An Eyesore Is Revived

From historic mess to future showplace
Unmitigated decay claimed the front porch, above, and all its columns had to be constructed from scratch, as did the many corbels, like the one below.

Two years ago, when the old Federal-Italianate residence at 6 Union Street in Sag Harbor finally escaped the years-long grip of bank foreclosures and landed in the hands of real estate developers, it was in a state of near collapse. Its windows were boarded, the front porch was in danger of caving in, and there was a hole in the roof of an addition at the back. The building, which is thought to date to the 1760s, has long been called the Morpurgo house,  named for Annselm and Helga Morpurgo, the sisters who had lived in it, fought over it, and let it disintegrate over decades.

The new owners stabilized the three-story structure, oversaw demolition of the interior, received Sag Harbor Village approval for a new site plan, and then promptly sold it to Rob Walford and Max Breskin, other real estate developers who took on the task of undoing generations of decay.  

“The biggest surprise to me was the condition of the front part of this house, how great it was,”  said Mr. Walford, who has taken the lead on the renovation, which he expects to be finished by the end of July. Before the work began, Mr. Walford was not optimistic about how much of the house could be salvaged, but he wound up heartened by the condition of the wood sheathing and timber framing. 

“The fact is, the majority of the front part of this house is original. It was painful to cover up the old sheathing because some of it was 30 inches wide. You can imagine the trees that it had come from; old growth, nonexistent now.” 

Other aspects of the house, which had been a boarding house for a time, required a long to-do list of repairs and reconstruction. “Raising the house and getting a new foundation in was our number-one task because, until we stabilized it, we were nervous,” Mr. Walford said. The foundation had been comprised of boulders, which the developers repurposed, using them for a retaining wall encompassing the backyard. 

A warren of old boarding-house rooms on the second and third floors was dismantled. Some of the bedrooms now showcase oak ceiling beams that date back to the house’s origin.  

The addition out back, which is believed to have been built in the mid-1800s, had to be torn down and replaced — within its existing footprint — because a substandard roof had allowed the elements to wreak havoc. “It was so degraded that you could not even stand on the floor without it moving,” Mr. Walford said.

As reconstruction progressed, Mr. Walford was pleased to uncover vestiges of the house’s past. He found a letter written by a man who had been a boarder. “I can decipher certain things. He talks about a fire,” Mr. Walford said. He also discovered a clue to the house’s “lavatorial” evolution. “I could see that there was no indoor plumbing in this house until 1926 because every bathroom was insulated with newspaper from that year,” he said. He also found the gas pipe that, in a bygone era, fueled the house’s sconces. 

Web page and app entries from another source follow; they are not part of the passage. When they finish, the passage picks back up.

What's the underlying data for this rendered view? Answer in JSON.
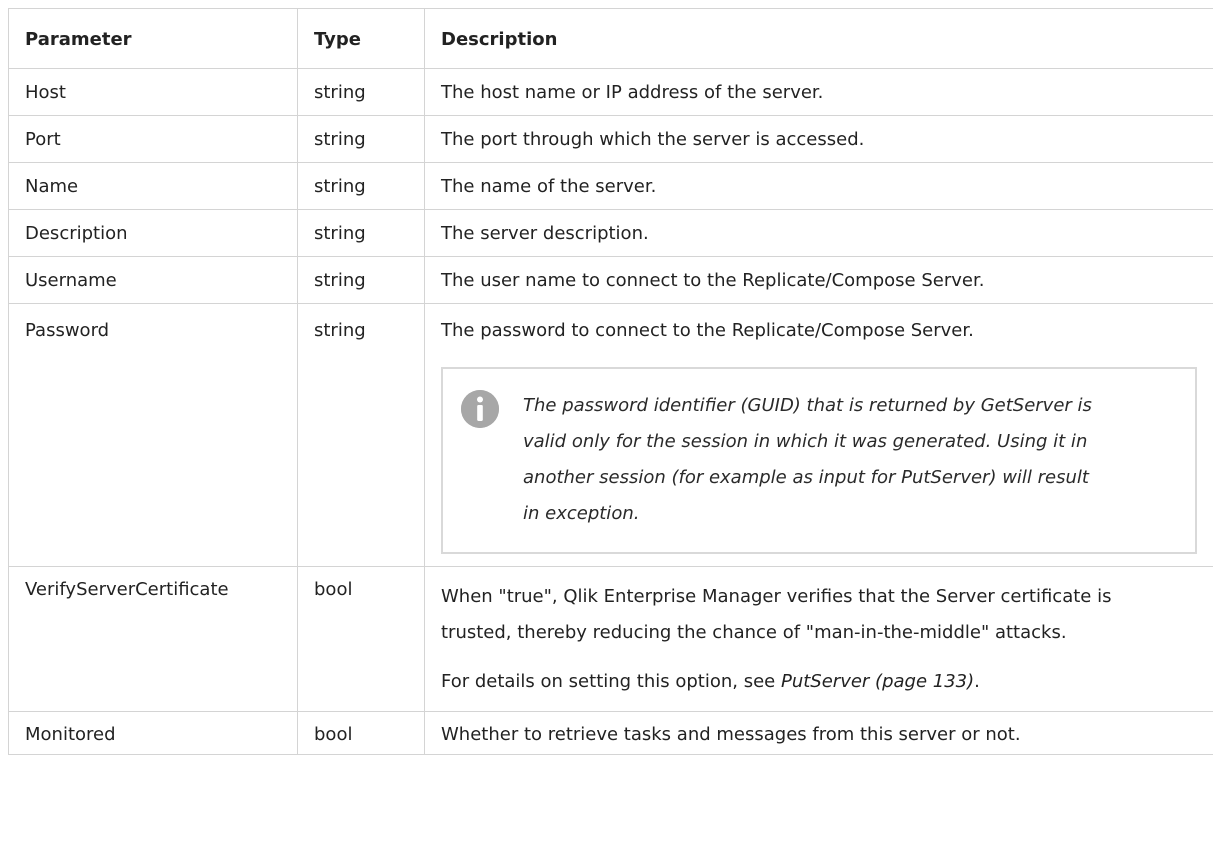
{
  "headers": {
    "parameter": "Parameter",
    "type": "Type",
    "description": "Description"
  },
  "rows": [
    {
      "parameter": "Host",
      "type": "string",
      "description": "The host name or IP address of the server."
    },
    {
      "parameter": "Port",
      "type": "string",
      "description": "The port through which the server is accessed."
    },
    {
      "parameter": "Name",
      "type": "string",
      "description": "The name of the server."
    },
    {
      "parameter": "Description",
      "type": "string",
      "description": "The server description."
    },
    {
      "parameter": "Username",
      "type": "string",
      "description": "The user name to connect to the Replicate/Compose Server."
    },
    {
      "parameter": "Password",
      "type": "string",
      "description": "The password to connect to the Replicate/Compose Server.",
      "note": "The password identifier (GUID) that is returned by GetServer is valid only for the session in which it was generated. Using it in another session (for example as input for PutServer) will result in exception."
    },
    {
      "parameter": "VerifyServerCertificate",
      "type": "bool",
      "description": "When \"true\", Qlik Enterprise Manager verifies that the Server certificate is trusted, thereby reducing the chance of \"man-in-the-middle\" attacks.",
      "details_prefix": "For details on setting this option, see ",
      "details_link": "PutServer (page 133)",
      "details_suffix": "."
    },
    {
      "parameter": "Monitored",
      "type": "bool",
      "description": "Whether to retrieve tasks and messages from this server or not."
    }
  ],
  "note_icon": "info-icon",
  "colors": {
    "border": "#d4d4d4",
    "icon": "#a7a7a7"
  }
}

With a directive from Sag Harbor’s Historical Preservation and Architectural Review Board to keep the look of the exterior as close to original as possible, Mr. Walford kept the windows in their original places throughout the house although the frames and panes were replaced. “The windows were probably from the 1870s.” he said. ‘“They were single pane, with the leaded weights and the chains on the side. They were so thin you could have a conversation through them.”

Arriving shortly will be a custom-made front door, a recreation of the original. It will open onto a porch whose columns also had to be reconstructed, as did many of the house’s decorative corbels. “We remade the corbels that were too rotten to save, but we restored a lot of them,” Mr. Walford said.

The developers did make one modern exterior change — a porte cochere to the side of the house under which the next owner will be able to park a car, a fitting touch since the house is now on the market for $7.495 million.

“We’re not building a new house. We’re trying to find a balance between restoring the old stuff and making it modern,”  Mr. Walford said,  noting the new 600-square-foot deck with an outdoor fireplace on the house’s third floor and a space designed for a wine cellar or a gym in the newly dug basement.

When it’s finished, the approximately 6,000-square-foot house will have five bedrooms, five full baths and two half baths, eight fireplaces (including a double-sided one shared by the dining and great room), an elevator, a bar and lounge area that leads out to the roof deck, and a gunite pool. 

Even though the house isn’t ready for a formal open house,  Mr. Walford said, “I’ve given tours to a lot of neighbors. They’re happy that we preserved the house, and they’re pleasantly surprised. It’s satisfying. I think the house will be here for 200 more years.”

Max Breskin, left, and Rob Walford were pleased to be able to save the heavy oak beams in the second-floor bedrooms.
Carpenters are at work in the great room at the back of the house.
A workman contemplated the challenges as the project began, while even after massive effort the house, below, remains a work in progress.